- Before the Working Group of Experts on People of African Descent, we presented testimony on behalf of a coalition of Black farmers who are fighting for debt relief and fair treatment following decades of discriminatory government practices that have resulted in a more than 90% loss of Black-owned farm property in the U.S. We also reported on the terrible toll of discriminatory school discipline and policing along with racially disparate public school funding and the devastating impacts of mass incarceration on children and families.
- At the inaugural session of the new U.N. Permanent Forum on People of African Descent, we decried the United States’ failure to hold itself to the same human rights standards it seeks to promote to the rest of the world. In preparation for the forum’s upcoming session, we reported on neo-colonial practices that majority-white legislatures use as they seek to subjugate majority-Black and Black-led cities like Jackson, Mississippi.
Creating an NHRI
Our advocacy has contributed to findings and recommendations by U.N. bodies that provide us with tools for advancing our concerns back home.
At each step, we have also advocated for the establishment of an NHRI. An NHRI could provide training to federal, state and local entities about the requirements of human rights treaties and how to work toward meeting them; serve as a hub for cooperation among agencies and officials from different areas of government; assist with the development of plans for implementation; help to address violations; and collect and analyze data on the efforts and progress. Without any mechanism for coordinating, monitoring and evaluating implementation of our treaty obligations, meaningful progress is unlikely to happen. We can’t improve what we don’t measure.
In the months leading up to the 2023 Summit for Democracy, the SPLC and other civil and human rights organizations and advocates, as well as several members of Congress, urged the Biden administration to include progress toward the creation of an NHRI in its summit commitments by establishing a commission to examine alternatives and make recommendations for how such an institution would be structured. It’s not a big lift. A recent report from the University of California at Irvine Law School’s International Justice Clinic and another upcoming study – for which we have partnered with a team at the Harvard Kennedy School of Public Policy – will provide an excellent jumpstart.

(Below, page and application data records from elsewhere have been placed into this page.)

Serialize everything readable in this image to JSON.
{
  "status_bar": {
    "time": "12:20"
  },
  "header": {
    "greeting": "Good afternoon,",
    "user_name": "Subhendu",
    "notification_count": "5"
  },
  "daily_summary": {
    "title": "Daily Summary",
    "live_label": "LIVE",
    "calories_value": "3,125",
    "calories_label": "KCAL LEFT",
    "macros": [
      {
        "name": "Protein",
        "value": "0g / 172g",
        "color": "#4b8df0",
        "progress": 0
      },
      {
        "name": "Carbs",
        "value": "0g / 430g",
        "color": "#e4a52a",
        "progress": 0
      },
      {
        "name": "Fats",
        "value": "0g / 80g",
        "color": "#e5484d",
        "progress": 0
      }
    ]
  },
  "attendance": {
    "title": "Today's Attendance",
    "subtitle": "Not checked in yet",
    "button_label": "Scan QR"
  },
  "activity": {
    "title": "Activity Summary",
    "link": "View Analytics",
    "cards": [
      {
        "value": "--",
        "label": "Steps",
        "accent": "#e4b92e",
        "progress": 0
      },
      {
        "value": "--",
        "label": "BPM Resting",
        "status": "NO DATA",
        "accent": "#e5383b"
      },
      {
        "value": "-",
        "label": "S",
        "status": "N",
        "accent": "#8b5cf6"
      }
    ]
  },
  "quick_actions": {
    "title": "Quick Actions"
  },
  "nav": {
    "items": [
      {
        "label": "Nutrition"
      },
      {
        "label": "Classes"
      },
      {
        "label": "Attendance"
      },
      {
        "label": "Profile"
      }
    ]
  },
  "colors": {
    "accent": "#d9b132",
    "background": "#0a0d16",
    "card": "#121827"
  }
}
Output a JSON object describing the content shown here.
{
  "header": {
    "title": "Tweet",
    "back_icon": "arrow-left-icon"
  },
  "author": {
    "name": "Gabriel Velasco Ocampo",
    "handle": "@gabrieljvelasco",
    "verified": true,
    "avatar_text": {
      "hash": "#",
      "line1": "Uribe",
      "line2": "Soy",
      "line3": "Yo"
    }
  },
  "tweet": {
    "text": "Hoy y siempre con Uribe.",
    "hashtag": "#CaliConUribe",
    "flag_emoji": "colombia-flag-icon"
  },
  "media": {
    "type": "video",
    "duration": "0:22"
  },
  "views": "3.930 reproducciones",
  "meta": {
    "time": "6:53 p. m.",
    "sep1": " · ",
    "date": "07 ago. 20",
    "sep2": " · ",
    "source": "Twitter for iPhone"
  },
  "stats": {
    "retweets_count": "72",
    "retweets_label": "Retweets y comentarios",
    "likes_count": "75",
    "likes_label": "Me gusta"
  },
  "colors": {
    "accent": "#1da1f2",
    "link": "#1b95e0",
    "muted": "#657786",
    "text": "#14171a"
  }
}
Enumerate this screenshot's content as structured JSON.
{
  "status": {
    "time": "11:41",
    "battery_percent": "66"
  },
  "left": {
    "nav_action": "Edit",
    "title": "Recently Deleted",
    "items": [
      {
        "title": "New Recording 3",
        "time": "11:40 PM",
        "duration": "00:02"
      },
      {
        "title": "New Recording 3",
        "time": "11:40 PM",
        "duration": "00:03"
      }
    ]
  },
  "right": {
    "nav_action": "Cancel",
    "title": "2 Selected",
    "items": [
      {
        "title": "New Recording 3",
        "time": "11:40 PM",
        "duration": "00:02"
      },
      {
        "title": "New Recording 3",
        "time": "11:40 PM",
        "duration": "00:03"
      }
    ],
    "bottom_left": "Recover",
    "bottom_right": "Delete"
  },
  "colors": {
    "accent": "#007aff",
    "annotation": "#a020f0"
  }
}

The U.S. has dragged its feet for far too long on living up to the commitments it made by ratifying these human rights treaties decades ago. It’s time for the Biden administration to put its best foot forward and set our country on the path to true fulfillment of our obligations.
Photo at top: President Joe Biden delivers remarks while hosting the Summit for Democracy virtual plenary session with Secretary of State Antony Blinken on March 29, 2023, in Washington, D.C. Although the Biden administration has robustly participated in U.N. human rights institutions, the U.S. still lacks a national human rights institution to safeguard human rights and democracy at home. (Credit: Chip Somodevilla/Getty Images)